• _Your instructions_
Gather the lines from the material that contain "smile".

• _Given entries_
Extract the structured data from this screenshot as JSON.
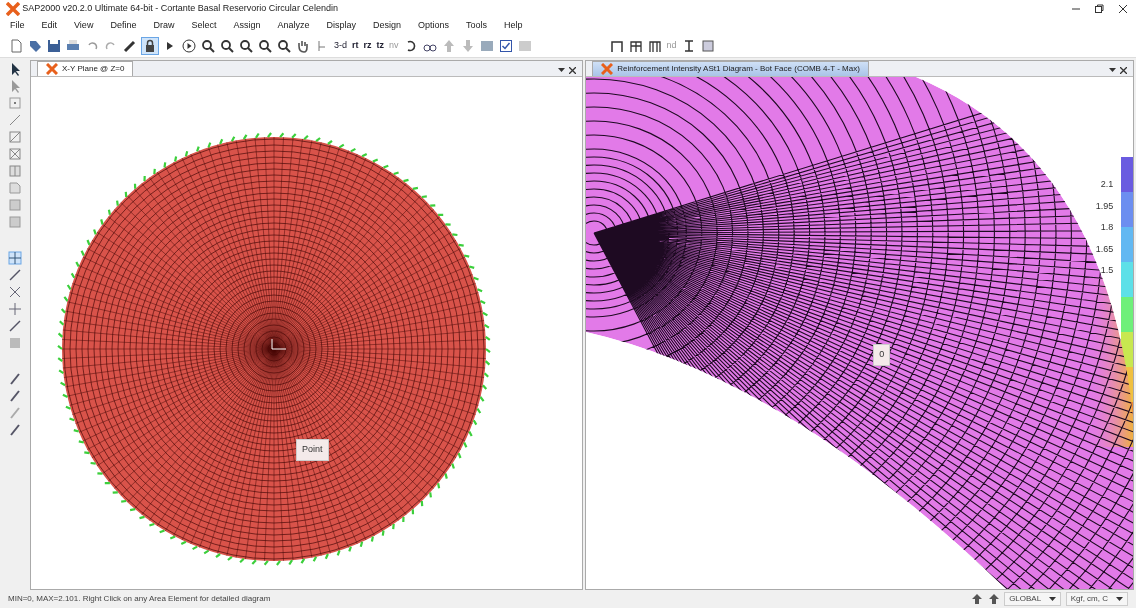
{
  "window": {
    "title": "SAP2000 v20.2.0 Ultimate 64-bit - Cortante Basal Reservorio Circular Celendin"
  },
  "menu": [
    "File",
    "Edit",
    "View",
    "Define",
    "Draw",
    "Select",
    "Assign",
    "Analyze",
    "Display",
    "Design",
    "Options",
    "Tools",
    "Help"
  ],
  "toolbar": {
    "text_buttons": [
      "3-d",
      "rt",
      "rz",
      "tz",
      "nv"
    ],
    "nd_button": "nd"
  },
  "panels": [
    {
      "tab": "X-Y Plane @ Z=0",
      "active": false,
      "tooltip": "Point"
    },
    {
      "tab": "Reinforcement Intensity ASt1 Diagram - Bot Face  (COMB 4-T - Max)",
      "active": true,
      "tooltip": "0"
    }
  ],
  "legend": [
    "2.1",
    "1.95",
    "1.8",
    "1.65",
    "1.5"
  ],
  "status_bar": {
    "message": "MIN=0, MAX=2.101. Right Click on any Area Element for detailed diagram",
    "coord_system": "GLOBAL",
    "units": "Kgf, cm, C"
  }
}
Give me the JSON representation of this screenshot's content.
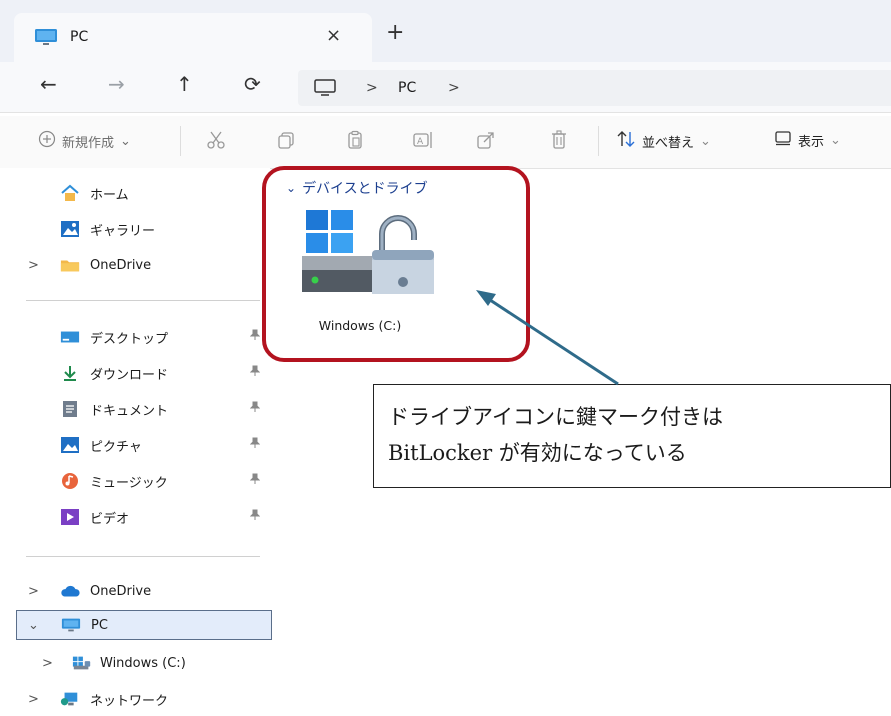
{
  "window": {
    "tab_title": "PC",
    "tab_close": "×",
    "new_tab": "+"
  },
  "nav": {
    "back": "←",
    "forward": "→",
    "up": "↑",
    "refresh": "⟳",
    "address_sep": ">",
    "breadcrumb": "PC",
    "address_sep_end": ">"
  },
  "toolbar": {
    "new_label": "新規作成",
    "new_chevron": "⌄",
    "sort_label": "並べ替え",
    "sort_chevron": "⌄",
    "view_label": "表示",
    "view_chevron": "⌄"
  },
  "sidebar": {
    "chevron_right": ">",
    "chevron_down": "⌄",
    "pin": "📌",
    "items": [
      {
        "label": "ホーム"
      },
      {
        "label": "ギャラリー"
      },
      {
        "label": "OneDrive"
      },
      {
        "label": "デスクトップ"
      },
      {
        "label": "ダウンロード"
      },
      {
        "label": "ドキュメント"
      },
      {
        "label": "ピクチャ"
      },
      {
        "label": "ミュージック"
      },
      {
        "label": "ビデオ"
      },
      {
        "label": "OneDrive"
      },
      {
        "label": "PC"
      },
      {
        "label": "Windows (C:)"
      },
      {
        "label": "ネットワーク"
      }
    ]
  },
  "content": {
    "group_chevron": "⌄",
    "group_title": "デバイスとドライブ",
    "drive_label": "Windows (C:)"
  },
  "annotation": {
    "line1": "ドライブアイコンに鍵マーク付きは",
    "line2": "BitLocker が有効になっている",
    "highlight_color": "#b3131f",
    "arrow_color": "#2f6b8a"
  }
}
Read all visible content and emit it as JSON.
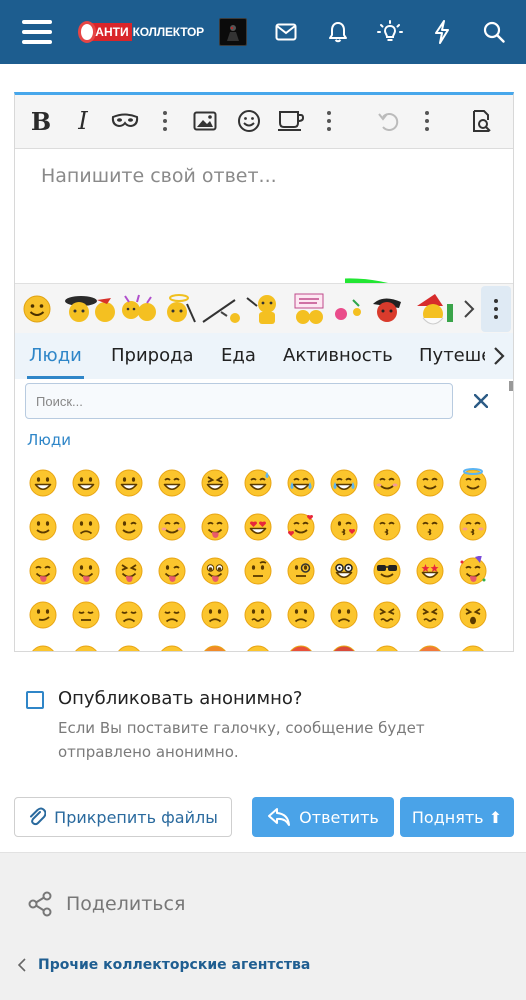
{
  "header": {
    "logo": {
      "part1": "АНТИ",
      "part2": "КОЛЛЕКТОР"
    },
    "icons": [
      "menu-icon",
      "mail-icon",
      "bell-icon",
      "lightbulb-icon",
      "lightning-icon",
      "search-icon"
    ],
    "color": "#1d5d8f"
  },
  "editor": {
    "placeholder": "Напишите свой ответ...",
    "toolbar_icons": [
      "bold-icon",
      "italic-icon",
      "mask-icon",
      "more-icon",
      "image-icon",
      "smile-icon",
      "media-icon",
      "more-icon",
      "undo-icon",
      "more-icon",
      "preview-icon"
    ],
    "bold_label": "B",
    "italic_label": "I",
    "accent": "#47a7eb"
  },
  "emoji_picker": {
    "tabs": [
      {
        "label": "Люди",
        "active": true
      },
      {
        "label": "Природа"
      },
      {
        "label": "Еда"
      },
      {
        "label": "Активность"
      },
      {
        "label": "Путешествия"
      }
    ],
    "search_placeholder": "Поиск...",
    "category": "Люди",
    "emojis": [
      "grin",
      "grin",
      "grin",
      "beam",
      "squint",
      "sweat-smile",
      "joy",
      "rofl",
      "blush-smile",
      "smile",
      "halo",
      "slight-smile",
      "upside-down",
      "wink",
      "relieved",
      "yum",
      "heart-eyes",
      "hearts",
      "kiss",
      "kiss-closed",
      "kiss-smile",
      "kiss-blush",
      "yum-tongue",
      "tongue",
      "squint-tongue",
      "wink-tongue",
      "zany",
      "raised-brow",
      "monocle",
      "nerd",
      "sunglasses",
      "star-struck",
      "party",
      "smirk",
      "unamused",
      "disappointed",
      "pensive",
      "worried",
      "confused",
      "slight-frown",
      "frown",
      "persevere",
      "confounded",
      "tired",
      "weary",
      "pleading",
      "cry",
      "sob",
      "angry",
      "steam",
      "rage",
      "swear",
      "flushed",
      "hot",
      "scream"
    ]
  },
  "options": {
    "anonymous_label": "Опубликовать анонимно?",
    "anonymous_hint": "Если Вы поставите галочку, сообщение будет отправлено анонимно.",
    "checked": false
  },
  "buttons": {
    "attach": "Прикрепить файлы",
    "reply": "Ответить",
    "bump": "Поднять ⬆"
  },
  "footer": {
    "share": "Поделиться",
    "breadcrumb": "Прочие коллекторские агентства"
  }
}
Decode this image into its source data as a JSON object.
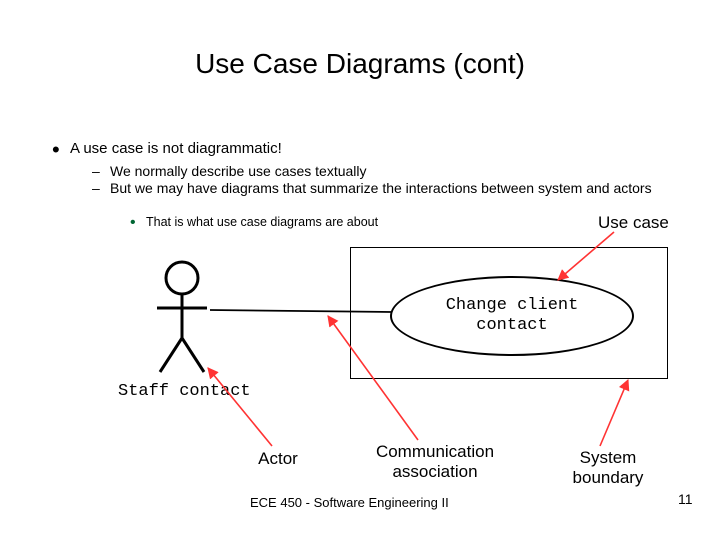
{
  "title": "Use Case Diagrams (cont)",
  "bullets": {
    "b1": "A use case is not diagrammatic!",
    "b2a": "We normally describe use cases textually",
    "b2b": "But we may have diagrams that summarize the interactions between system and actors",
    "b3": "That is what use case diagrams are about"
  },
  "labels": {
    "usecase": "Use case",
    "staff": "Staff contact",
    "ellipse_text": "Change client\ncontact",
    "actor": "Actor",
    "comm": "Communication\nassociation",
    "boundary": "System\nboundary"
  },
  "footer": "ECE 450 - Software Engineering II",
  "page": "11"
}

• _Finished exercise_
      "smile-icon",
      "sweat-smile",
      "blush-smile",
      "smile",
      "slight-smile",
      "kiss-smile",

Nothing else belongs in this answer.